The most fascinating pop star of 1984 titillated fans by exploiting his sexually and racially ambiguous persona — and it wasn’t Michael Jackson. The real thriller that year was a 5’4” 26-year-old dynamo from Minneapolis named Prince Rogers Nelson. When his first film, Purple Rain, premiered on July 26, 1984, Prince was catapulted from cult fave to pop royalty. The movie, shot mostly with first-time actors for $7 million, grossed more than $65 million and won an Oscar for Best Original Song Score; its soundtrack has sold more than 10 million copies.
True, Purple Rain wasn’t much as drama — a Complex Kid claws his way to the top of the local music scene, embraces his dysfunctional family, and snags the Luscious Babe — and critics’ responses were mixed. But audiences loved its star’s sexually charged performance. Even though he toned down his act for the film, trading his bikini briefs and trench coat for Edwardian finery, he was a magnetic screen presence, prancing, posing, and tossing off dazzling guitar solos.
Prince never looked back. He went on to do more for funk than anyone since George Clinton and has earned 11 platinum albums to date. In 1992, His Royal Badness signed a $100 million deal with Warner Bros. Records; seven months later, he announced ”Prince” was retiring from studio recording, having stockpiled a reported 500 songs. He is now working on multimedia projects under an unpronounceable name.

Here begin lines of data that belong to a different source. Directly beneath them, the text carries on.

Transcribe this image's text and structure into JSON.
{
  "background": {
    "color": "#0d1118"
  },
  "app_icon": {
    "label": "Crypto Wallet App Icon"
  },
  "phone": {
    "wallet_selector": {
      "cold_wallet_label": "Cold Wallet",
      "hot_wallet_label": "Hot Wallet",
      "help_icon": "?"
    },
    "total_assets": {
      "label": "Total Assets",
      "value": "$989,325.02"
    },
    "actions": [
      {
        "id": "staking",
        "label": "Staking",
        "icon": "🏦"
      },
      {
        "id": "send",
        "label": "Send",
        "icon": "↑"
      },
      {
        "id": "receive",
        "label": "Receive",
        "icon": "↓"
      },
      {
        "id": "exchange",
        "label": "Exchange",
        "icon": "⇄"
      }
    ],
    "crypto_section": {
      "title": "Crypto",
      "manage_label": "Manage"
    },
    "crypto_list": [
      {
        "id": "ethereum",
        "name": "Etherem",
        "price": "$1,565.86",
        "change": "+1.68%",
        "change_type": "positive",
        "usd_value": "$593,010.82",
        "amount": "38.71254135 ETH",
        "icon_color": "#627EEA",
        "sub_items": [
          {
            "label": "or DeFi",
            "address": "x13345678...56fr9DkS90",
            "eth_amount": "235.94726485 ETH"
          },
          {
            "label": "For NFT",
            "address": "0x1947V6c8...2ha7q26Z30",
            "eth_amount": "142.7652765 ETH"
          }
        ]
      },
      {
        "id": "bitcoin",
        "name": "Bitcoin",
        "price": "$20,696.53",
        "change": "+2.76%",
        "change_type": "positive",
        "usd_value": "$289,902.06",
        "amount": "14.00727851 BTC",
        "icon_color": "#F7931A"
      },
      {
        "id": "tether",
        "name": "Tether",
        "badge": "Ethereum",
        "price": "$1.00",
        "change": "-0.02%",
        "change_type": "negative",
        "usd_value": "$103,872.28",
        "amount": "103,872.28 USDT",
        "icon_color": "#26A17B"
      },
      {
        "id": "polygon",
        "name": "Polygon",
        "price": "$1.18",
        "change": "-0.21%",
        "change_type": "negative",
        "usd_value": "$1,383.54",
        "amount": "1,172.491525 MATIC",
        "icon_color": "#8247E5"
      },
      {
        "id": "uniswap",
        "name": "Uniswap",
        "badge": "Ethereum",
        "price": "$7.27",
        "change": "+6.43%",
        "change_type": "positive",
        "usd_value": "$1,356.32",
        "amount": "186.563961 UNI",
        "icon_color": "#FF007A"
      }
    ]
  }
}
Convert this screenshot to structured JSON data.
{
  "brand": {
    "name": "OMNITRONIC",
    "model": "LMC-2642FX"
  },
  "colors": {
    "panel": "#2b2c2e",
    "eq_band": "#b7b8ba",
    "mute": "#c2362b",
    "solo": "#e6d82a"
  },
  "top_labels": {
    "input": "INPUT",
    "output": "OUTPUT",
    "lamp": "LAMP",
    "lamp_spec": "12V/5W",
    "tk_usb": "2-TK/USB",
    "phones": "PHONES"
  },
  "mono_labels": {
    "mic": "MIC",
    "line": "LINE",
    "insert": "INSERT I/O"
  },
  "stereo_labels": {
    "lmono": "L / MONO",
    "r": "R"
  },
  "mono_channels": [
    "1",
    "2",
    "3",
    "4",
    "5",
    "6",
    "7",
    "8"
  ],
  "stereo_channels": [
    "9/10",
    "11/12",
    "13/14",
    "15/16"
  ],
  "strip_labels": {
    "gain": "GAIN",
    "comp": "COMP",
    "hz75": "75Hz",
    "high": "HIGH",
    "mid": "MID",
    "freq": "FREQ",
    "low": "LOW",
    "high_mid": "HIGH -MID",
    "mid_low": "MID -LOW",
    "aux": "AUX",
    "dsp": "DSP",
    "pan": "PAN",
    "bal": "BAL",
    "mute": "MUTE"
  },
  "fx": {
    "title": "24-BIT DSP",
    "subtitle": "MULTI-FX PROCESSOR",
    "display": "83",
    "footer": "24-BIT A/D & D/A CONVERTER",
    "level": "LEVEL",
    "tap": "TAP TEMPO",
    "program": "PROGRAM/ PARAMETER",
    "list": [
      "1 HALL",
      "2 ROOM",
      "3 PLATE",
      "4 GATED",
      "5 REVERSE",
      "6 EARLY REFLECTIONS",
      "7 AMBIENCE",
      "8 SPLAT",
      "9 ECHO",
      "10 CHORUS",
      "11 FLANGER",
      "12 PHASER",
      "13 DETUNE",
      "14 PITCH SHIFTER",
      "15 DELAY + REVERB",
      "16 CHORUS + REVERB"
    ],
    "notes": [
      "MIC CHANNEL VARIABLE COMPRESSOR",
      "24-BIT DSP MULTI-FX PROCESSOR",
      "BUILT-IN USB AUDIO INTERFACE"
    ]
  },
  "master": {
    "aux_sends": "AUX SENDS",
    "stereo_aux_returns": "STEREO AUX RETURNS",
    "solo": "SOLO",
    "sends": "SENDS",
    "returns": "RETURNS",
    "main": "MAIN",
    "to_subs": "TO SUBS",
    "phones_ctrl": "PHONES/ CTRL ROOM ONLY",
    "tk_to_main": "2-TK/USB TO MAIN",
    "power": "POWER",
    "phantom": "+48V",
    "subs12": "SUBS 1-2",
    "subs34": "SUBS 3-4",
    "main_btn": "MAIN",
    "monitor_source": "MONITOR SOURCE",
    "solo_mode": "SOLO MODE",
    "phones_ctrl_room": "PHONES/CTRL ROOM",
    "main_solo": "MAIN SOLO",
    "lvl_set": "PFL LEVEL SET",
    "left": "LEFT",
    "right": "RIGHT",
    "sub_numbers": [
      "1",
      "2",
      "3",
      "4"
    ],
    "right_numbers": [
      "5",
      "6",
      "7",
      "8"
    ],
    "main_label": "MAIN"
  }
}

But after Purple Rain there was no deluge for most of its cast. Prince’s film career yielded little but pain, notably the 1986 bomb Under the Cherry Moon and 1990’s Graffiti Bridge. Morris Day, lead singer of the Time, played the leader of a rival band and nearly stole Rain with his comic mugging, but he never mounted a serious movie career. Prince’s protegee/girlfriend Vanity, slated to costar, dropped out just before shooting began, supposedly due to personal and financial disputes; now a born-again Christian, she has acted on TV and in films. Her replacement, 21-year-old Patty Apollonia Kotero, landed a role on TV’s Falcon Crest in 1985, made two unsuccessful albums, and appeared in such B films as 1990’s Back to Back. Currently, she is preparing for a new movie and a new album.
In the end, [Prince] (whose EP The Beautiful Experience is out now) is the one Rain grad who really made a name for himself — whatever it may be.
July 26, 1984
Prince’s ”When Doves Cry” ruled the singles charts; Helen Hooven Santmyer’s 1,348-page And Ladies of the Club was a huge best-seller. The Summer Olympics heated up TV tubes, and moviegoers called Ghostbusters.